*Data for this exercise:*
════════
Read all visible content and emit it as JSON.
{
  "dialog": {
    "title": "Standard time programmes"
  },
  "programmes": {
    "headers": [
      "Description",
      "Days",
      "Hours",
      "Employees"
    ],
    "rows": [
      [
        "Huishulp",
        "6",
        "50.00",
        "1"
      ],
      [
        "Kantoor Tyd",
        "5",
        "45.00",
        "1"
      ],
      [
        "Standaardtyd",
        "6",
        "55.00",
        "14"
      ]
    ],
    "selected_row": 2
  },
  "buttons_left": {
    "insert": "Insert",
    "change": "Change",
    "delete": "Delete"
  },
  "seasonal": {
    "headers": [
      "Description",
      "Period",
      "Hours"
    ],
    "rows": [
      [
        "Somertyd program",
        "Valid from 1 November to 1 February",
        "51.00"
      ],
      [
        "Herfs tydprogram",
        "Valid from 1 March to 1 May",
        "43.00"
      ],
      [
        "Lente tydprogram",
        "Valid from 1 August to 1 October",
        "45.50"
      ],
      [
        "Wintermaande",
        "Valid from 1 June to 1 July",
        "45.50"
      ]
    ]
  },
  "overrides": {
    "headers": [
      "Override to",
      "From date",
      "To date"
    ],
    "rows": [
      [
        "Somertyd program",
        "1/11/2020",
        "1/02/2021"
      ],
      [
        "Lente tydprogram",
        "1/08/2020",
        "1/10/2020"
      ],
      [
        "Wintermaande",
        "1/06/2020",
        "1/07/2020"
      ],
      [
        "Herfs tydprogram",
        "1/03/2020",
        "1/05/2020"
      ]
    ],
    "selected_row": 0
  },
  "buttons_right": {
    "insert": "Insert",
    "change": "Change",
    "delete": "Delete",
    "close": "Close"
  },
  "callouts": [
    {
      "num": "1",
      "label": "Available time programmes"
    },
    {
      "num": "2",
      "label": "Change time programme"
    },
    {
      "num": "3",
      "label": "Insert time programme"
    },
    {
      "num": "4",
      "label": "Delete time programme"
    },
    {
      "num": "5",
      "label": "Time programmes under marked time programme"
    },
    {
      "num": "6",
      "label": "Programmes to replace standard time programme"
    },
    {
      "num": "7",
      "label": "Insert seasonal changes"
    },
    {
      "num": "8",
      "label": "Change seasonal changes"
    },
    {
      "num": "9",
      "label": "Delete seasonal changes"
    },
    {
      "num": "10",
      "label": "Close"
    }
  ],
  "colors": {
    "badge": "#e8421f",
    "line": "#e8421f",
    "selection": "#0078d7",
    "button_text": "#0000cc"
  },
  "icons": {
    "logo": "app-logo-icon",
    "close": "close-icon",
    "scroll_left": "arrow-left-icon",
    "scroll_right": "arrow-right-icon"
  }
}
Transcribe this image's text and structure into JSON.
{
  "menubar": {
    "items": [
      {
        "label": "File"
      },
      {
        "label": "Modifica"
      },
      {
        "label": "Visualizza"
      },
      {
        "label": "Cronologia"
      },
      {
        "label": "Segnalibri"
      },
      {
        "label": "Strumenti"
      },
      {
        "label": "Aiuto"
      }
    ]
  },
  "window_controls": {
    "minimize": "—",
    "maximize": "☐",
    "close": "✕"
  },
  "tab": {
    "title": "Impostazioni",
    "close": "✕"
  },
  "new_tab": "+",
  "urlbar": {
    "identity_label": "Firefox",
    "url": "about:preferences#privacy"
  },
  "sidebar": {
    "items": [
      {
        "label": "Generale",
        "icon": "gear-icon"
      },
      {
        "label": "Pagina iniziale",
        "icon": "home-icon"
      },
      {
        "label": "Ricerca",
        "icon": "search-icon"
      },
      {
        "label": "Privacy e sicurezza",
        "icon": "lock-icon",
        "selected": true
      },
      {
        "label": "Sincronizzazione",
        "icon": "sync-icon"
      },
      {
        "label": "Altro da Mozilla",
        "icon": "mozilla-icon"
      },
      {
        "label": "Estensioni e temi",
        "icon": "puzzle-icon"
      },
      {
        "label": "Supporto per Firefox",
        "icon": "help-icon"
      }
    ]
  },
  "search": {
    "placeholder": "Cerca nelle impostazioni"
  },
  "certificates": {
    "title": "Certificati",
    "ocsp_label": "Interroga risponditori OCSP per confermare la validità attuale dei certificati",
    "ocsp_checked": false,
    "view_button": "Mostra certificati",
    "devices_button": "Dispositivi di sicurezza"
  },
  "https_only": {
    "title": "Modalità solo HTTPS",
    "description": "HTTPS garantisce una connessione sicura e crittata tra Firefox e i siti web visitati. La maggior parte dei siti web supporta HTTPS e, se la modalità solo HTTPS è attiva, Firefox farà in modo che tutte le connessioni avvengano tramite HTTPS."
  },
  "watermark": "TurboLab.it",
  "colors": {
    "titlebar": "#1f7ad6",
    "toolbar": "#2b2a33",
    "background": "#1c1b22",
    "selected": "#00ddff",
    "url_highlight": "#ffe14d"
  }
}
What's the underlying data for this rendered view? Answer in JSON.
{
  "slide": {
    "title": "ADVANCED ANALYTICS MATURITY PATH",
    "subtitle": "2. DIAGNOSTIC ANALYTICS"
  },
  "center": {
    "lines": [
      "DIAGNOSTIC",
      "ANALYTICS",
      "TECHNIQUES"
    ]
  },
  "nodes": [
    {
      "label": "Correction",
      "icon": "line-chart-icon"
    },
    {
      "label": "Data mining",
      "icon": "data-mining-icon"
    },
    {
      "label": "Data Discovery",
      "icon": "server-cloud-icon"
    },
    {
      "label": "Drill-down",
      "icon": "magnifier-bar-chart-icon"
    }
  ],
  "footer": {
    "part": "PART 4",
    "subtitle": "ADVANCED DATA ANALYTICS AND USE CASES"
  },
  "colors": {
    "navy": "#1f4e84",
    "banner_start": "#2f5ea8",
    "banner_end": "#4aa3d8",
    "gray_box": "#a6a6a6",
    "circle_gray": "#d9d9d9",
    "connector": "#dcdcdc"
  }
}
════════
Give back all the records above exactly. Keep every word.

*Finished task:*
Read all visible content and emit it as JSON.
{
  "dialog": {
    "title": "Standard time programmes"
  },
  "programmes": {
    "headers": [
      "Description",
      "Days",
      "Hours",
      "Employees"
    ],
    "rows": [
      [
        "Huishulp",
        "6",
        "50.00",
        "1"
      ],
      [
        "Kantoor Tyd",
        "5",
        "45.00",
        "1"
      ],
      [
        "Standaardtyd",
        "6",
        "55.00",
        "14"
      ]
    ],
    "selected_row": 2
  },
  "buttons_left": {
    "insert": "Insert",
    "change": "Change",
    "delete": "Delete"
  },
  "seasonal": {
    "headers": [
      "Description",
      "Period",
      "Hours"
    ],
    "rows": [
      [
        "Somertyd program",
        "Valid from 1 November to 1 February",
        "51.00"
      ],
      [
        "Herfs tydprogram",
        "Valid from 1 March to 1 May",
        "43.00"
      ],
      [
        "Lente tydprogram",
        "Valid from 1 August to 1 October",
        "45.50"
      ],
      [
        "Wintermaande",
        "Valid from 1 June to 1 July",
        "45.50"
      ]
    ]
  },
  "overrides": {
    "headers": [
      "Override to",
      "From date",
      "To date"
    ],
    "rows": [
      [
        "Somertyd program",
        "1/11/2020",
        "1/02/2021"
      ],
      [
        "Lente tydprogram",
        "1/08/2020",
        "1/10/2020"
      ],
      [
        "Wintermaande",
        "1/06/2020",
        "1/07/2020"
      ],
      [
        "Herfs tydprogram",
        "1/03/2020",
        "1/05/2020"
      ]
    ],
    "selected_row": 0
  },
  "buttons_right": {
    "insert": "Insert",
    "change": "Change",
    "delete": "Delete",
    "close": "Close"
  },
  "callouts": [
    {
      "num": "1",
      "label": "Available time programmes"
    },
    {
      "num": "2",
      "label": "Change time programme"
    },
    {
      "num": "3",
      "label": "Insert time programme"
    },
    {
      "num": "4",
      "label": "Delete time programme"
    },
    {
      "num": "5",
      "label": "Time programmes under marked time programme"
    },
    {
      "num": "6",
      "label": "Programmes to replace standard time programme"
    },
    {
      "num": "7",
      "label": "Insert seasonal changes"
    },
    {
      "num": "8",
      "label": "Change seasonal changes"
    },
    {
      "num": "9",
      "label": "Delete seasonal changes"
    },
    {
      "num": "10",
      "label": "Close"
    }
  ],
  "colors": {
    "badge": "#e8421f",
    "line": "#e8421f",
    "selection": "#0078d7",
    "button_text": "#0000cc"
  },
  "icons": {
    "logo": "app-logo-icon",
    "close": "close-icon",
    "scroll_left": "arrow-left-icon",
    "scroll_right": "arrow-right-icon"
  }
}
Transcribe this image's text and structure into JSON.
{
  "menubar": {
    "items": [
      {
        "label": "File"
      },
      {
        "label": "Modifica"
      },
      {
        "label": "Visualizza"
      },
      {
        "label": "Cronologia"
      },
      {
        "label": "Segnalibri"
      },
      {
        "label": "Strumenti"
      },
      {
        "label": "Aiuto"
      }
    ]
  },
  "window_controls": {
    "minimize": "—",
    "maximize": "☐",
    "close": "✕"
  },
  "tab": {
    "title": "Impostazioni",
    "close": "✕"
  },
  "new_tab": "+",
  "urlbar": {
    "identity_label": "Firefox",
    "url": "about:preferences#privacy"
  },
  "sidebar": {
    "items": [
      {
        "label": "Generale",
        "icon": "gear-icon"
      },
      {
        "label": "Pagina iniziale",
        "icon": "home-icon"
      },
      {
        "label": "Ricerca",
        "icon": "search-icon"
      },
      {
        "label": "Privacy e sicurezza",
        "icon": "lock-icon",
        "selected": true
      },
      {
        "label": "Sincronizzazione",
        "icon": "sync-icon"
      },
      {
        "label": "Altro da Mozilla",
        "icon": "mozilla-icon"
      },
      {
        "label": "Estensioni e temi",
        "icon": "puzzle-icon"
      },
      {
        "label": "Supporto per Firefox",
        "icon": "help-icon"
      }
    ]
  },
  "search": {
    "placeholder": "Cerca nelle impostazioni"
  },
  "certificates": {
    "title": "Certificati",
    "ocsp_label": "Interroga risponditori OCSP per confermare la validità attuale dei certificati",
    "ocsp_checked": false,
    "view_button": "Mostra certificati",
    "devices_button": "Dispositivi di sicurezza"
  },
  "https_only": {
    "title": "Modalità solo HTTPS",
    "description": "HTTPS garantisce una connessione sicura e crittata tra Firefox e i siti web visitati. La maggior parte dei siti web supporta HTTPS e, se la modalità solo HTTPS è attiva, Firefox farà in modo che tutte le connessioni avvengano tramite HTTPS."
  },
  "watermark": "TurboLab.it",
  "colors": {
    "titlebar": "#1f7ad6",
    "toolbar": "#2b2a33",
    "background": "#1c1b22",
    "selected": "#00ddff",
    "url_highlight": "#ffe14d"
  }
}
What's the underlying data for this rendered view? Answer in JSON.
{
  "slide": {
    "title": "ADVANCED ANALYTICS MATURITY PATH",
    "subtitle": "2. DIAGNOSTIC ANALYTICS"
  },
  "center": {
    "lines": [
      "DIAGNOSTIC",
      "ANALYTICS",
      "TECHNIQUES"
    ]
  },
  "nodes": [
    {
      "label": "Correction",
      "icon": "line-chart-icon"
    },
    {
      "label": "Data mining",
      "icon": "data-mining-icon"
    },
    {
      "label": "Data Discovery",
      "icon": "server-cloud-icon"
    },
    {
      "label": "Drill-down",
      "icon": "magnifier-bar-chart-icon"
    }
  ],
  "footer": {
    "part": "PART 4",
    "subtitle": "ADVANCED DATA ANALYTICS AND USE CASES"
  },
  "colors": {
    "navy": "#1f4e84",
    "banner_start": "#2f5ea8",
    "banner_end": "#4aa3d8",
    "gray_box": "#a6a6a6",
    "circle_gray": "#d9d9d9",
    "connector": "#dcdcdc"
  }
}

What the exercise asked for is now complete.